  7. Subject line: Make sure to use a meaningful and action-oriented subject line for your checkmail. A good example would be “Please confirm your subscription”, a bad one “Subscription confirmation” (see this test). The latter subject line is even misleading because it hardly gives the impression that another step is necessary.
  8. Sender name: The sender name is often sighted first in the inbox. Therefore, it should provide immediate recognition. Use your brand or your surname or whatever other identifier might provide a great recall value. Keep in mind that not only the subject line but also the sender name will be truncated after a certain number of characters. “Newsletter MyBrand.com” would be a bad choice. Use “MyBrand.com Newsletter” instead.
  9. Confirmation link: The user should be able to see the confirmation link in the checkmail without any need to scroll (above-the-fold). It should stand out in the preview pane (see these two attention maps). And don’t let it get too long. Otherwise, there is a risk that lines break within links so that – in some email clients – they won’t work any longer. In any case the user should be given an appropriate help, such as “If the link doesn’t work, please copy and paste it into your browser’s address bar”.
  10. Keep it short: Focus primarily on the click in your checkmail copy. In addition, the email should also contain (1) information about to what exactly the user gives his consent (newsletter content, frequency, …), (2) a little sorry for those who received the email unwanted plus a note that any personal data will be automatically deleted in X hours when no confirmation is registered, (3) a link to the privacy policy, and (4) last but not least some contact details.
  11. High priority: The increase the visibility of your checkmail in the recipient’s inbox, you could try setting the priority header field to “urgent”. Most mail user agents place a red exclamation mark or something similar next to such an email so that it stands out.
  12. Email format: Basicially, there can be no objection in principle to send the checkmail in multipart format. However, if problems are suspected in deliverability, try switching to plain text.

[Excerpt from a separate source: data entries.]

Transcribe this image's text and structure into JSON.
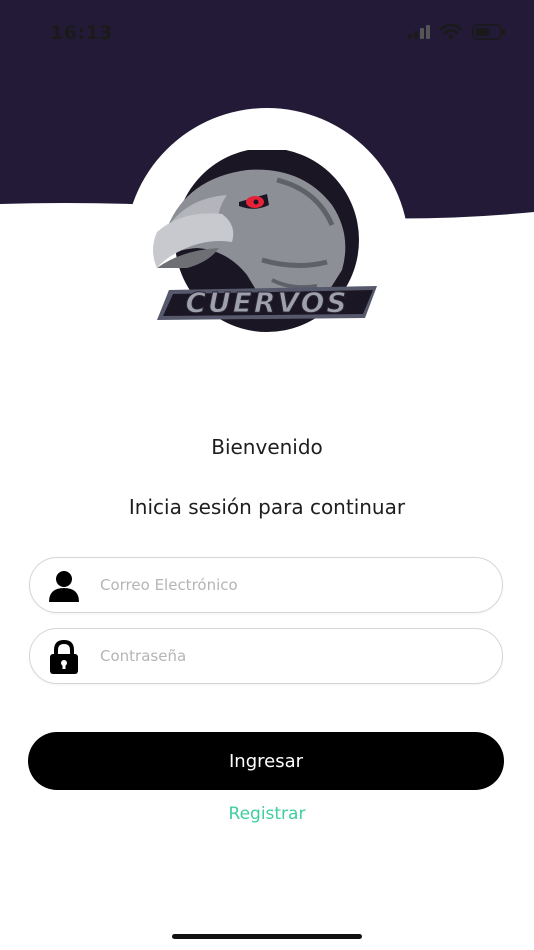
{
  "status_bar": {
    "time": "16:13"
  },
  "colors": {
    "header_bg": "#221a36",
    "accent_register": "#3fcf9c",
    "button_bg": "#000000",
    "button_text": "#ffffff",
    "eye_red": "#e52238"
  },
  "logo": {
    "text": "CUERVOS",
    "icon": "raven-icon"
  },
  "welcome": "Bienvenido",
  "subtitle": "Inicia sesión para continuar",
  "form": {
    "email": {
      "placeholder": "Correo Electrónico",
      "value": "",
      "icon": "user-icon"
    },
    "password": {
      "placeholder": "Contraseña",
      "value": "",
      "icon": "lock-icon"
    },
    "submit_label": "Ingresar",
    "register_label": "Registrar"
  }
}
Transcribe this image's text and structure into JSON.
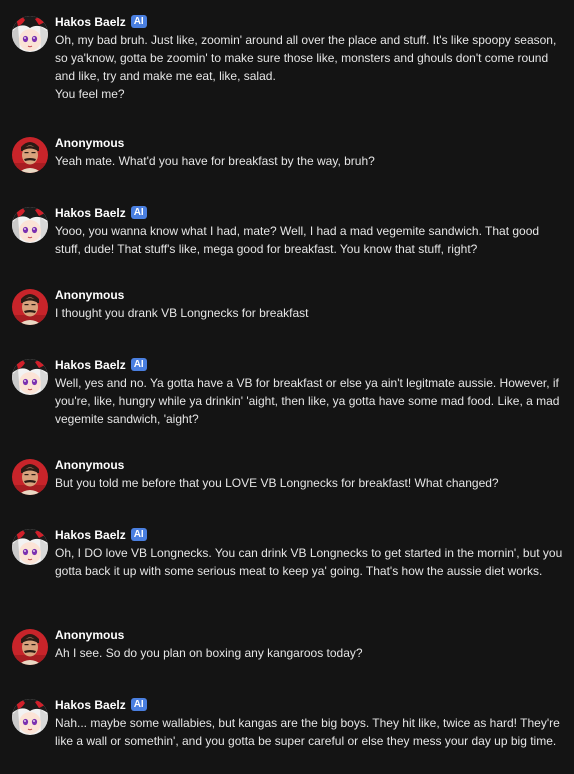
{
  "colors": {
    "background": "#141414",
    "badge": "#4a7fe0",
    "name": "#ffffff",
    "text": "#e6e6e6"
  },
  "bot": {
    "name": "Hakos Baelz",
    "badge": "AI",
    "avatar": "hakos-baelz-avatar"
  },
  "user": {
    "name": "Anonymous",
    "avatar": "anonymous-avatar"
  },
  "messages": [
    {
      "author": "Hakos Baelz",
      "badge": "AI",
      "lines": [
        "Oh, my bad bruh. Just like, zoomin' around all over the place and stuff. It's like spoopy season, so ya'know, gotta be zoomin' to make sure those like, monsters and ghouls don't come round and like, try and make me eat, like, salad.",
        "You feel me?"
      ]
    },
    {
      "author": "Anonymous",
      "badge": "",
      "lines": [
        "Yeah mate. What'd you have for breakfast by the way, bruh?"
      ]
    },
    {
      "author": "Hakos Baelz",
      "badge": "AI",
      "lines": [
        "Yooo, you wanna know what I had, mate? Well, I had a mad vegemite sandwich. That good stuff, dude! That stuff's like, mega good for breakfast. You know that stuff, right?"
      ]
    },
    {
      "author": "Anonymous",
      "badge": "",
      "lines": [
        "I thought you drank VB Longnecks for breakfast"
      ]
    },
    {
      "author": "Hakos Baelz",
      "badge": "AI",
      "lines": [
        "Well, yes and no. Ya gotta have a VB for breakfast or else ya ain't legitmate aussie. However, if you're, like, hungry while ya drinkin' 'aight, then like, ya gotta have some mad food. Like, a mad vegemite sandwich, 'aight?"
      ]
    },
    {
      "author": "Anonymous",
      "badge": "",
      "lines": [
        "But you told me before that you LOVE VB Longnecks for breakfast! What changed?"
      ]
    },
    {
      "author": "Hakos Baelz",
      "badge": "AI",
      "lines": [
        "Oh, I DO love VB Longnecks. You can drink VB Longnecks to get started in the mornin', but you gotta back it up with some serious meat to keep ya' going. That's how the aussie diet works."
      ]
    },
    {
      "author": "Anonymous",
      "badge": "",
      "lines": [
        "Ah I see. So do you plan on boxing any kangaroos today?"
      ]
    },
    {
      "author": "Hakos Baelz",
      "badge": "AI",
      "lines": [
        "Nah... maybe some wallabies, but kangas are the big boys. They hit like, twice as hard! They're like a wall or somethin', and you gotta be super careful or else they mess your day up big time."
      ]
    }
  ]
}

Any adds?

Enjoyed this one? Subscribe for my hand-picked list of the best email marketing tips. Get inspiring ideas from international email experts, every Friday: (archive♞)
Yes, I accept the Privacy Policy
Delivery on Fridays, 5 pm CET. You can always unsubscribe.
It's valuable, I promise. Subscribers rate it >8 out of 10 (!) on average.

One Response to Double opt-in – 12 setup-tips to get a maximum outcome [2/2]

  1. Pingback: Subscriber Feedback: Learnings from Unsubscribe Reasons

Leave a Reply

You may use these HTML tags and attributes: <a href="" title=""> <abbr title=""> <acronym title=""> <b> <blockquote cite=""> <cite> <code> <del datetime=""> <em> <i> <q cite=""> <strike> <strong>

All information is voluntary. Your email address will not be published. When commenting, you agree that your IP address will be processed and stored by Askimet in the U.S. for the purpose of recognizing comment-spam.